Players were shocked. Agents were shocked. Reporters were shocked. Those who run PGA Tour events were shocked. The entire golf universe was shocked. Nobody saw this coming now, not with how adversarial the two factions had become with each other. Nobody is quite sure what it means for the structure of the sport, either.

Will this simply be the PGA Tour, jacked up with Saudi Arabian money? Will this turn into some kind of world tour? Will a portion of the schedule include LIV Golf events? Will it even be called the PGA Tour anymore? Those sorts of details weren’t publicly available when Tuesday’s news broke.

The Tour has been holding a tournament here since 1958. It has raised millions of dollars for St. Jude Children’s Research Hospital.

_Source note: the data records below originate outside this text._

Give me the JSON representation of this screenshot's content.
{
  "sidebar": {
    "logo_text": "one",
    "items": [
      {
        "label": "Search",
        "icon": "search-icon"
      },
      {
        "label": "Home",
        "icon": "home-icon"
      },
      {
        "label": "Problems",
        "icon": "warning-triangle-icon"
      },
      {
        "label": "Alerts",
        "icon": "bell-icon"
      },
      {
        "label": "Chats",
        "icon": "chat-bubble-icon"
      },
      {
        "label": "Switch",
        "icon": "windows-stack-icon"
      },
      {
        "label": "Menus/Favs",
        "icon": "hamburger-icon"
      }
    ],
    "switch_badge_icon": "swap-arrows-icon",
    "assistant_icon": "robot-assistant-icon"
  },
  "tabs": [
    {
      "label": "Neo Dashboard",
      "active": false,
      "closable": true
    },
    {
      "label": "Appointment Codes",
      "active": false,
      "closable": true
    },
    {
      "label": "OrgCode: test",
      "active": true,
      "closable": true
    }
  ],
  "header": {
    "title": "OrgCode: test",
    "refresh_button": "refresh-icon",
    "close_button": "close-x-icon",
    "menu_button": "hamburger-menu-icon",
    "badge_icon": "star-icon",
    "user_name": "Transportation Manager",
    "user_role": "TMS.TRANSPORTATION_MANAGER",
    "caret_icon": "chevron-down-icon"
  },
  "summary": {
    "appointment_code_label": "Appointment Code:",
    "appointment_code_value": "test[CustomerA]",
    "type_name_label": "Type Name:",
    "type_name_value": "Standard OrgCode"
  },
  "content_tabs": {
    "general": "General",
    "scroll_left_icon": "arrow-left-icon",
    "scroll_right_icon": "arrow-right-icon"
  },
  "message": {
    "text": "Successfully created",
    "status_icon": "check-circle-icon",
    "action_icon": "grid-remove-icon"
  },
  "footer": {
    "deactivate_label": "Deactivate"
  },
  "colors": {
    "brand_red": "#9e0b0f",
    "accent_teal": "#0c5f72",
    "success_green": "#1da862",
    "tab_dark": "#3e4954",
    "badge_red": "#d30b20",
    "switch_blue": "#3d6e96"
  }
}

It’s important to the fabric of the local sports landscape here given its history as the first major professional sport to come to the city year after year.

So the state of golf, and even the potential sportswashing implications brought on by Saudi involvement, has always resonated less with me than how they could affect the state of the annual PGA Tour event in Memphis.

The United States government has had a strategic partnership with Saudi Arabia going back eight decades, but golfers and golf fans were being villainized for not taking a stance the American government has yet to take. It’s uncomfortable to consider that Saudi Arabia may have just bought major professional golf. But it already bought into Formula One racing and Newcastle United of the English Premier League. It could perhaps soon buy Lionel Messi. Until we stopped buying oil from Saudi Arabia, its influence (and money) arriving stateside in the sports world was almost inevitable.

With golfers like Koepka, Johnson, Mickelson and Bryson DeChambeau all moving over to the LIV Golf Series (for gobs and gobs of money), it meant they could no longer play in Memphis. That was a serious bummer last year, even as the city hosted the FedEx Cup playoffs for the first time. You could feel their absence and, frankly, the contentiousness between the PGA Tour and LIV Golf dominated the national conversation during tournament week.

The upside of Tuesday’s development should be that guys like Johnson and Koepka will be back in Memphis, perhaps as soon as next year.

“The key card in our hand is that FedEx is the largest sponsor of the PGA Tour and I think their sponsorship got enhanced today,” Sammons said.

In that way, nothing changed Tuesday for Memphis. The success of this tournament has depended on FedEx’s involvement for years, and it will depend on FedEx remaining involved with whatever the PGA Tour is going to call itself going forward.

The flip side, though, is that golf doesn’t necessarily need FedEx’s money nearly as much now that its commissioner is sitting shoulder-to-shoulder with the Saudi Arabian government.

It’s hard to believe they’ve played TPC Southwind before.

You can reach Commercial Appeal columnist Mark Giannotto via email at [email protected] and follow him on Twitter: @mgiannotto

This article originally appeared on Memphis Commercial Appeal: PGA Tour-LIV merger should be good for Memphis. What if it’s worse?